Still, Philadelphia Drag Wars champion VinChelle will be putting on a show.
Called Revolutions, the virtual extravaganza is set for Saturday, June 13. Broadcast on VinChelle’s Facebook page, it will feature two dozen Black drag queens, kings and nonbinary performers — and a portion of the tips they receive will be donated to Black Lives Matter.
It’s an opportunity to feel joy in a nationwide moment of unrest and come together as a community for a good cause, the longtime performer said.
“I pulled every single Black entertainer that I could. It was already planned, and then this all happened,” said VinChelle, whose given name is Vincent Leggett. “During this time, I didn’t know if I wanted to do it or not. But all the performers said, ‘We need to do this.'”
Racism has been well-documented in Philly’s queer community. People of color have been repeatedly denied entry to Gayborhood bars based on vague dress codes. In 2016, video surfaced of the white owner of iCandy using the n-word.
Paula Deen-White, a Black drag queen who lives in Francisville, first started performing in 2015.
She had trouble coming up in Philly’s drag scene. Almost all the shows featured all white performers, and subtle racism was a constant, she said. By the time she became a pro, Deen-White was already in her mid-20s, and doing her own makeup didn’t come naturally. Often, she’d ask fellow performers for tips, and they’d just shrug her off.
“A majority of the queens are white,” said Deen-White, whose given name is Timothy Toler. “I’m very dark. So if you don’t look white, it’s not that they’re saying, ‘Oh, we won’t help you,’ but they are saying, ‘Oh, we don’t know how to help you with makeup.'”
The lack of built-in support makes it hard for Black performers in Philly to flourish.
VinChelle’s felt it too. As long as she’s been popular, she’s felt tokenized in Philly’s drag community — often the only Black performer at an otherwise all-white show. At a holiday drag performance a few years back, she was told that the Kwanzaa-themed costume she wore was “too ethnic.”
Last year, she realized: If she wanted a community of Black queer performers, she’d have to build it herself.
Making Black drag a regular thing for gay Philadelphia
In February 2019, VinChelle started Black Girl Magic, a drag series that features Black entertainers. In the last year, it got so popular that Gayborhood bars like Woody’s and Voyeur asked the group to perform monthly.
With that, VinChelle brought Philly’s Black drag community into the mainstream.
“I know I’m good, but I know there are also other Black entertainers in the city that are good and don’t get utilized,” she said. “It was time for me to use my platform to showcase the people. The Black queer community in Philadelphia is tremendously amazing, and now we’re binded in a great union.”
With the pandemic putting a stranglehold on the city’s nightlife, VinChelle has pivoted to virtual shows. As thousands watch on Facebook Live, she posts Venmo or Cash App usernames of performers so viewers can give tips.
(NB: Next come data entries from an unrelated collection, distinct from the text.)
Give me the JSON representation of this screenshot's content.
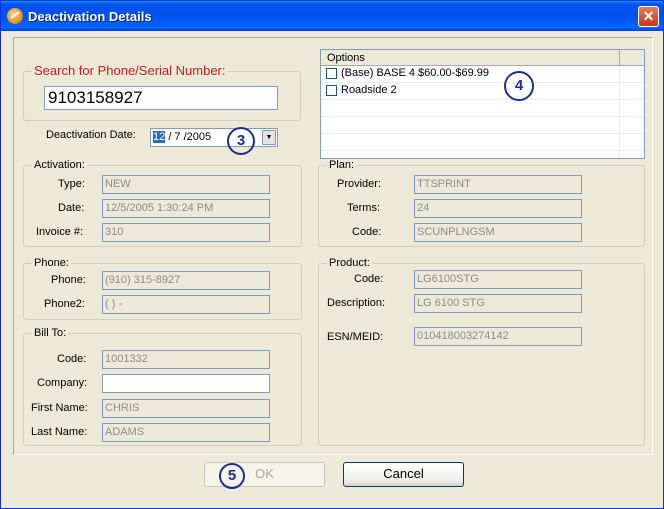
{
  "window": {
    "title": "Deactivation Details",
    "close_glyph": "✕"
  },
  "search": {
    "legend": "Search for Phone/Serial Number:",
    "value": "9103158927"
  },
  "deactivation": {
    "label": "Deactivation Date:",
    "month": "12",
    "rest": "/ 7 /2005",
    "dropdown_glyph": "▼"
  },
  "annotations": {
    "c3": "3",
    "c4": "4",
    "c5": "5"
  },
  "options": {
    "header": "Options",
    "items": [
      {
        "label": "(Base) BASE 4 $60.00-$69.99",
        "checked": false
      },
      {
        "label": "Roadside 2",
        "checked": false
      }
    ]
  },
  "activation": {
    "legend": "Activation:",
    "type_label": "Type:",
    "type": "NEW",
    "date_label": "Date:",
    "date": "12/5/2005 1:30:24 PM",
    "invoice_label": "Invoice #:",
    "invoice": "310"
  },
  "plan": {
    "legend": "Plan:",
    "provider_label": "Provider:",
    "provider": "TTSPRINT",
    "terms_label": "Terms:",
    "terms": "24",
    "code_label": "Code:",
    "code": "SCUNPLNGSM"
  },
  "phone": {
    "legend": "Phone:",
    "phone_label": "Phone:",
    "phone": "(910) 315-8927",
    "phone2_label": "Phone2:",
    "phone2": "(   )     -"
  },
  "product": {
    "legend": "Product:",
    "code_label": "Code:",
    "code": "LG6100STG",
    "desc_label": "Description:",
    "desc": "LG 6100 STG",
    "esn_label": "ESN/MEID:",
    "esn": "010418003274142"
  },
  "billto": {
    "legend": "Bill To:",
    "code_label": "Code:",
    "code": "1001332",
    "company_label": "Company:",
    "company": "",
    "first_label": "First Name:",
    "first": "CHRIS",
    "last_label": "Last Name:",
    "last": "ADAMS"
  },
  "buttons": {
    "ok": "OK",
    "cancel": "Cancel"
  },
  "colors": {
    "search_legend": "#c81e1e",
    "title_bar": "#0053ee",
    "annotation": "#1f2e8e"
  }
}
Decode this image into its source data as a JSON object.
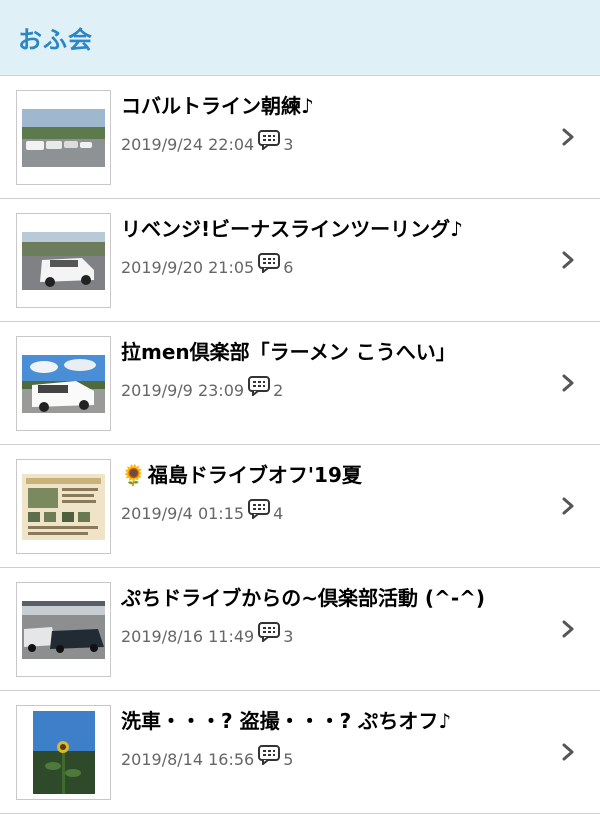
{
  "header": {
    "title": "おふ会"
  },
  "icons": {
    "comment": "comment-icon",
    "chevron": "chevron-right-icon"
  },
  "colors": {
    "header_bg": "#dff0f7",
    "header_title": "#2a86c7",
    "meta_text": "#666666"
  },
  "items": [
    {
      "title": "コバルトライン朝練♪",
      "date": "2019/9/24 22:04",
      "comments": "3"
    },
    {
      "title": "リベンジ!ビーナスラインツーリング♪",
      "date": "2019/9/20 21:05",
      "comments": "6"
    },
    {
      "title": "拉men倶楽部「ラーメン こうへい」",
      "date": "2019/9/9 23:09",
      "comments": "2"
    },
    {
      "title_prefix_icon": "sunflower-icon",
      "title": "福島ドライブオフ'19夏",
      "date": "2019/9/4 01:15",
      "comments": "4"
    },
    {
      "title": "ぷちドライブからの~倶楽部活動 (^-^)",
      "date": "2019/8/16 11:49",
      "comments": "3"
    },
    {
      "title": "洗車・・・? 盗撮・・・? ぷちオフ♪",
      "date": "2019/8/14 16:56",
      "comments": "5"
    }
  ]
}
VinChelle had been planning a virtual Pride show for months.
But after George Floyd was killed in Minneapolis, and Philly was flooded with days-long protests, she knew the event needed to offer support.
All of her tips from the “Revolutions” show will be donated to Black Lives Matter, VinChelle said. The other performers can opt to donate, too, or keep the tips if they need them. Deen-White said she plans to donate a portion of her tips to one of Philly’s bail funds.
Dean-White admits that performing virtually is hard.
There’s no back-and-forth with the crowd, which usually energizes her while she performs. Plus, it takes a lot more prep to create a set in your own home and edit together a high-quality video.
Still, she said, the performance is a positive thing. When she struggled to develop as an entertainer, VinChelle became Deen-White’s drag mom, teaching her to paint her face and become performance ready.
With the Black Girl Magic shows, she’ll pay it forward.
“I know that there are Black performers just starting out who will get to see me and other performers and say, ‘There are people like me doing this,'” Deen-White said. “I never got to see anything like that. It makes me feel good that I can help someone else potentially, and be an inspiration.”